Like all entrepreneurs, the panelists are hyper-focused on how they will successfully grow beyond 1 or 2 locations. However, achieving scale can be a challenge when a brand is built around a visible production facility or when the founders spend so much of their day interacting with neighborhood customers. Evan Goldman asked if it was possible to scale these businesses while maintaining the high-touch and authenticity customers have grown to expect. Colin Hartman and Tim McLaughlin suggested the key was in preserving the transparency in how their product is made. To that end, both Colin and Tim recognize the importance of continuing to showcase real production facilities in future locations.
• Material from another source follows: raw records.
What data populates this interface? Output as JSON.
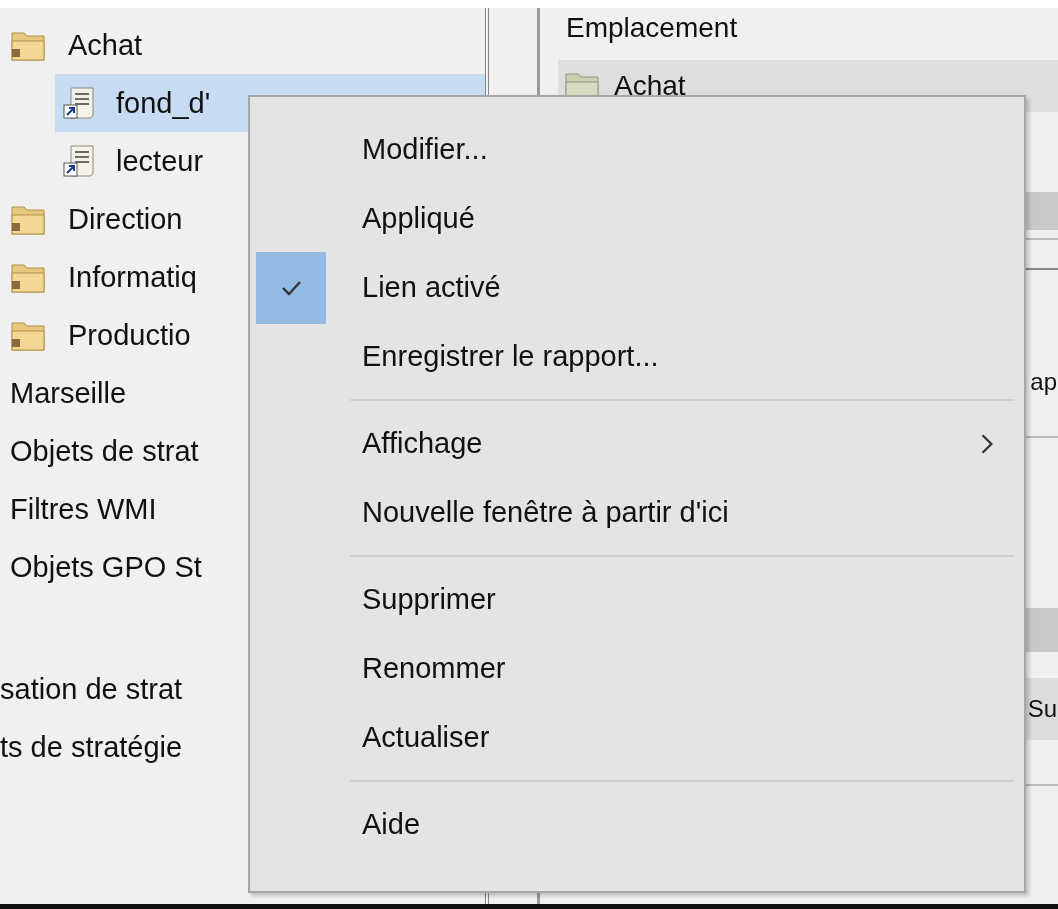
{
  "tree": [
    {
      "label": "Achat",
      "kind": "folder",
      "selected": false,
      "children": [
        {
          "label": "fond_d'",
          "kind": "gpo-link",
          "selected": true
        },
        {
          "label": "lecteur",
          "kind": "gpo-link",
          "selected": false
        }
      ]
    },
    {
      "label": "Direction",
      "kind": "folder",
      "selected": false
    },
    {
      "label": "Informatiq",
      "kind": "folder",
      "selected": false
    },
    {
      "label": "Productio",
      "kind": "folder",
      "selected": false
    }
  ],
  "tree_outer": [
    {
      "label": "Marseille",
      "selected": false
    },
    {
      "label": "Objets de strat",
      "selected": false
    },
    {
      "label": "Filtres WMI",
      "selected": false
    },
    {
      "label": "Objets GPO St",
      "selected": false
    }
  ],
  "tree_lower": [
    {
      "label": "sation de strat",
      "selected": false
    },
    {
      "label": "ts de stratégie",
      "selected": false
    }
  ],
  "details": {
    "column": "Emplacement",
    "rows": [
      {
        "label": "Achat",
        "kind": "folder"
      }
    ],
    "edge_texts": [
      "ap",
      "Su"
    ]
  },
  "context_menu": {
    "groups": [
      [
        {
          "label": "Modifier...",
          "kind": "command",
          "checked": false
        },
        {
          "label": "Appliqué",
          "kind": "command",
          "checked": false
        },
        {
          "label": "Lien activé",
          "kind": "command",
          "checked": true
        },
        {
          "label": "Enregistrer le rapport...",
          "kind": "command",
          "checked": false
        }
      ],
      [
        {
          "label": "Affichage",
          "kind": "submenu",
          "checked": false
        },
        {
          "label": "Nouvelle fenêtre à partir d'ici",
          "kind": "command",
          "checked": false
        }
      ],
      [
        {
          "label": "Supprimer",
          "kind": "command",
          "checked": false
        },
        {
          "label": "Renommer",
          "kind": "command",
          "checked": false
        },
        {
          "label": "Actualiser",
          "kind": "command",
          "checked": false
        }
      ],
      [
        {
          "label": "Aide",
          "kind": "command",
          "checked": false
        }
      ]
    ]
  }
}
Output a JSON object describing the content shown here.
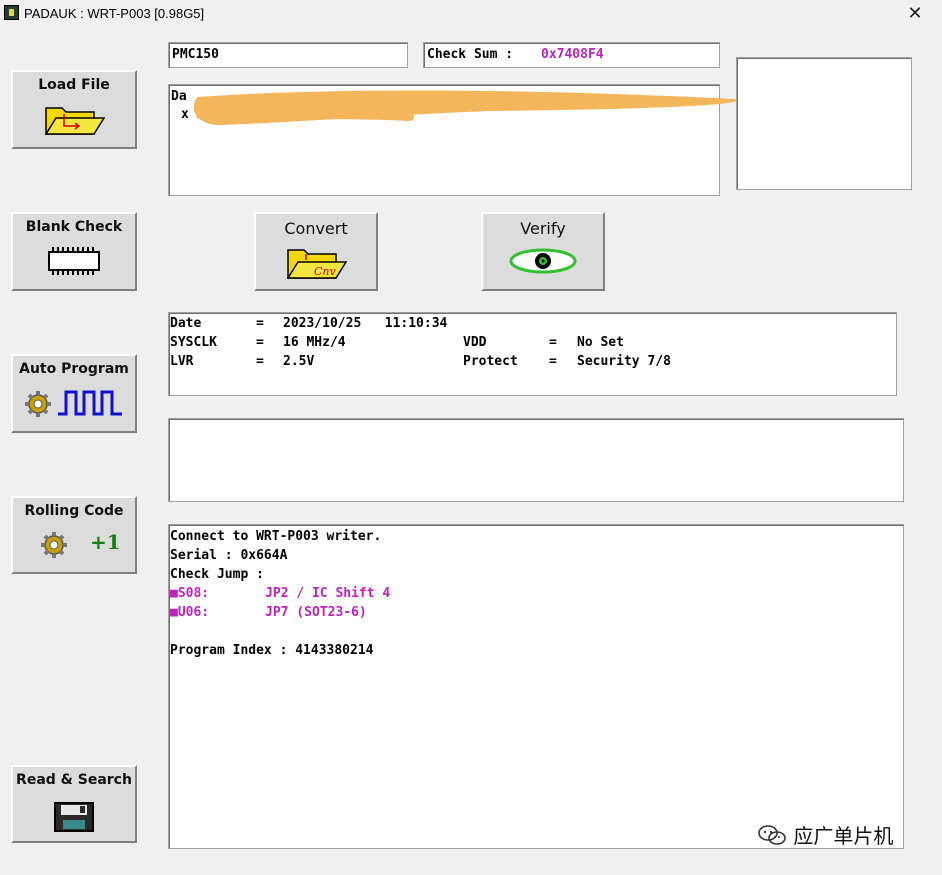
{
  "window": {
    "title": "PADAUK : WRT-P003 [0.98G5]",
    "close_glyph": "✕"
  },
  "header": {
    "ic_name": "PMC150",
    "checksum_label": "Check Sum : ",
    "checksum_value": "0x7408F4"
  },
  "file_box": {
    "line1": "Da",
    "line2": "x"
  },
  "buttons": {
    "load_file": "Load File",
    "blank_check": "Blank Check",
    "convert": "Convert",
    "verify": "Verify",
    "auto_program": "Auto Program",
    "rolling_code": "Rolling Code",
    "rolling_plus": "+1",
    "read_search": "Read & Search"
  },
  "info": {
    "date_label": "Date",
    "date_value": "2023/10/25   11:10:34",
    "sysclk_label": "SYSCLK",
    "sysclk_value": "16 MHz/4",
    "vdd_label": "VDD",
    "vdd_value": "No Set",
    "lvr_label": "LVR",
    "lvr_value": "2.5V",
    "protect_label": "Protect",
    "protect_value": "Security 7/8",
    "eq": "="
  },
  "log": {
    "line1": "Connect to WRT-P003 writer.",
    "line2": "Serial : 0x664A",
    "line3": "Check Jump :",
    "jump1_code": "■S08:",
    "jump1_value": "JP2 / IC Shift 4",
    "jump2_code": "■U06:",
    "jump2_value": "JP7 (SOT23-6)",
    "line6": "Program Index : 4143380214"
  },
  "watermark": {
    "text": "应广单片机"
  },
  "colors": {
    "magenta": "#c020c0",
    "redaction": "#f4b65a",
    "folder": "#f5d800",
    "wave": "#1010d0",
    "eye": "#30c030"
  }
}
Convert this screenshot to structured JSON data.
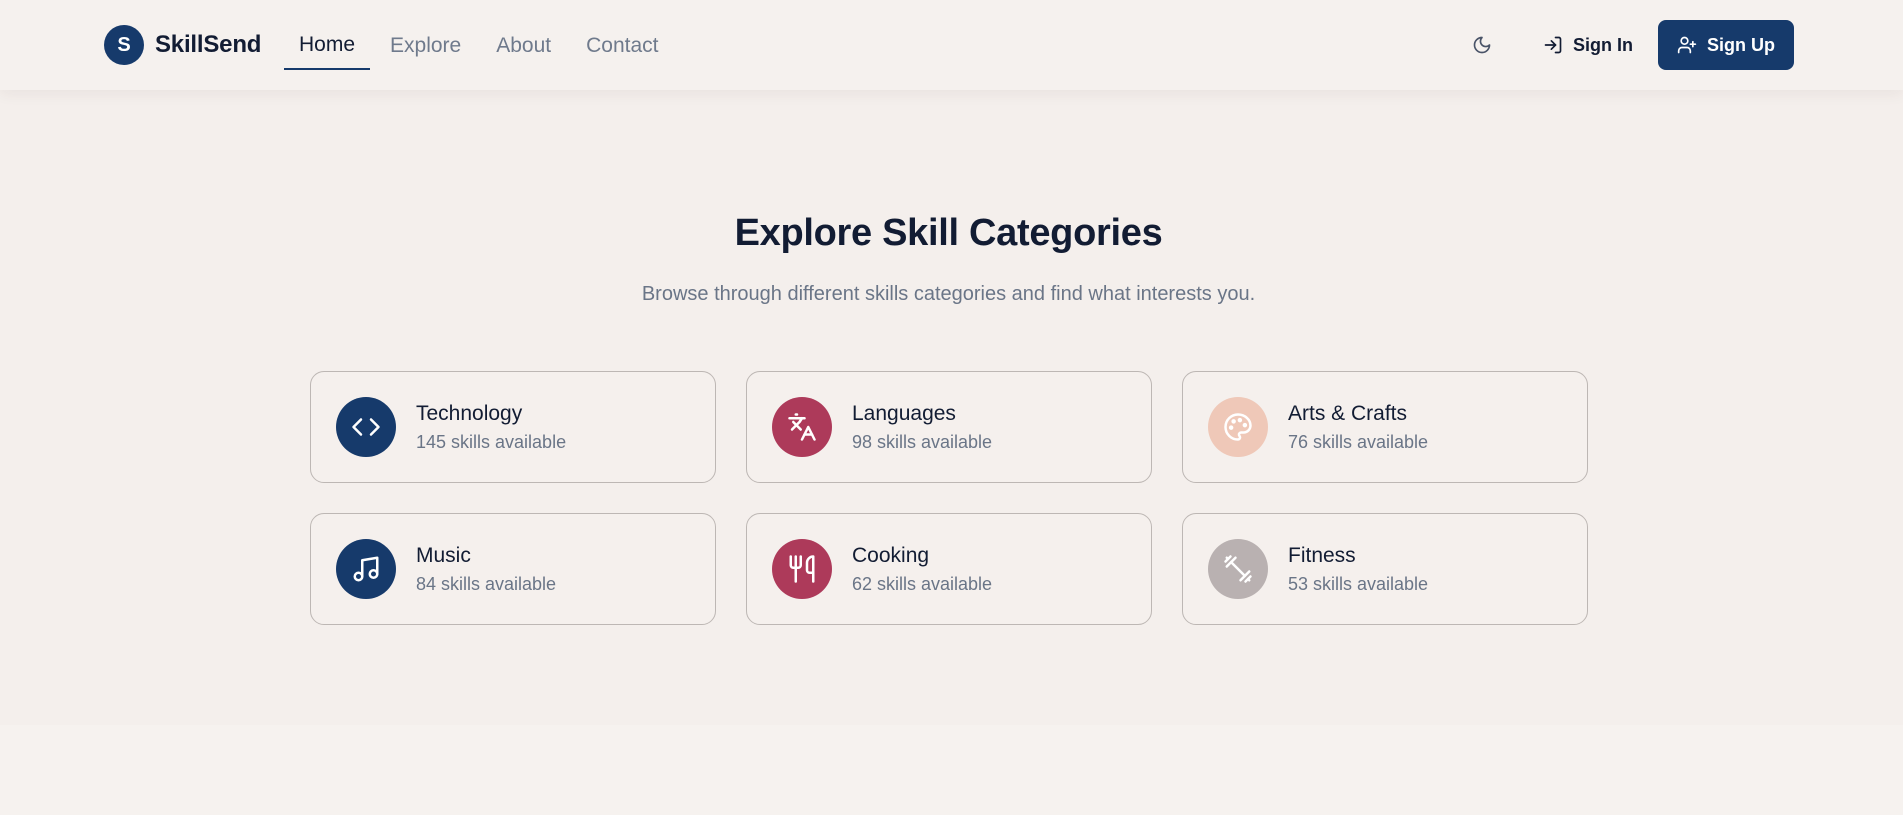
{
  "brand": {
    "logo_letter": "S",
    "name": "SkillSend"
  },
  "nav": {
    "links": [
      {
        "label": "Home",
        "active": true
      },
      {
        "label": "Explore",
        "active": false
      },
      {
        "label": "About",
        "active": false
      },
      {
        "label": "Contact",
        "active": false
      }
    ]
  },
  "actions": {
    "theme_icon": "moon-icon",
    "signin_label": "Sign In",
    "signup_label": "Sign Up"
  },
  "section": {
    "title": "Explore Skill Categories",
    "subtitle": "Browse through different skills categories and find what interests you."
  },
  "categories": [
    {
      "name": "Technology",
      "count_text": "145 skills available",
      "icon": "code-icon",
      "color": "#163a6b"
    },
    {
      "name": "Languages",
      "count_text": "98 skills available",
      "icon": "translate-icon",
      "color": "#ad3a5a"
    },
    {
      "name": "Arts & Crafts",
      "count_text": "76 skills available",
      "icon": "palette-icon",
      "color": "#efc8b8"
    },
    {
      "name": "Music",
      "count_text": "84 skills available",
      "icon": "music-icon",
      "color": "#163a6b"
    },
    {
      "name": "Cooking",
      "count_text": "62 skills available",
      "icon": "utensils-icon",
      "color": "#ad3a5a"
    },
    {
      "name": "Fitness",
      "count_text": "53 skills available",
      "icon": "dumbbell-icon",
      "color": "#b9b1b1"
    }
  ],
  "colors": {
    "primary": "#163a6b",
    "accent": "#ad3a5a",
    "background": "#f5f1ee"
  }
}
What seems like a great strategy for retailers will be a major challenge for the landlords looking to attract them as tenants. Landlords will need to be prepared for complicated build-outs. With so many makerpreneurs hatching in traditionally lower-cost industrially zoned areas, like Union Market, future growth will no doubt face obstacles as semi-industrial uses push into more mainstream retail locations. The panelists emphasized that when deciding on future locations, they value landlords who are willing to use their own land use law prowess to help tenants address zoning regulation challenges.
At a conference where every other conversation centered on the rejection and disruption of traditional industries, work spaces, and means of transportation, it should be no surprise that this panel featured the rejection of some of the established rules followed by retailers and customers. The success of this panel of makerpreneurs suggests that shoppers demand retailers, and retail establishments, that don’t just showcase an end product, but an entire process and story. If this trend continues, the next wave of retail real estate winners will be the jurisdictions and landlords who are flexible enough to adapt to these creative makerpreneurs and their industrial needs.
Maureen McAvey, Senior Resident Fellow Bucksbaum Family Chair for Retail, ULI-the Urban Land Institute
Jeff Kaufman, Senior Vice President, EDENS
Tim McLaughlin, Co-Owner, Caboose Brewing Compan
Michael Haft, Co-Owner, Compass Coffee
Harrison Suarez, Co-Owner, Compass Coffee
Colin Hartman, Co-Founder, Harper Macaw
Recap Written by Taylor Lawch
Click here for an audio recording of the panel.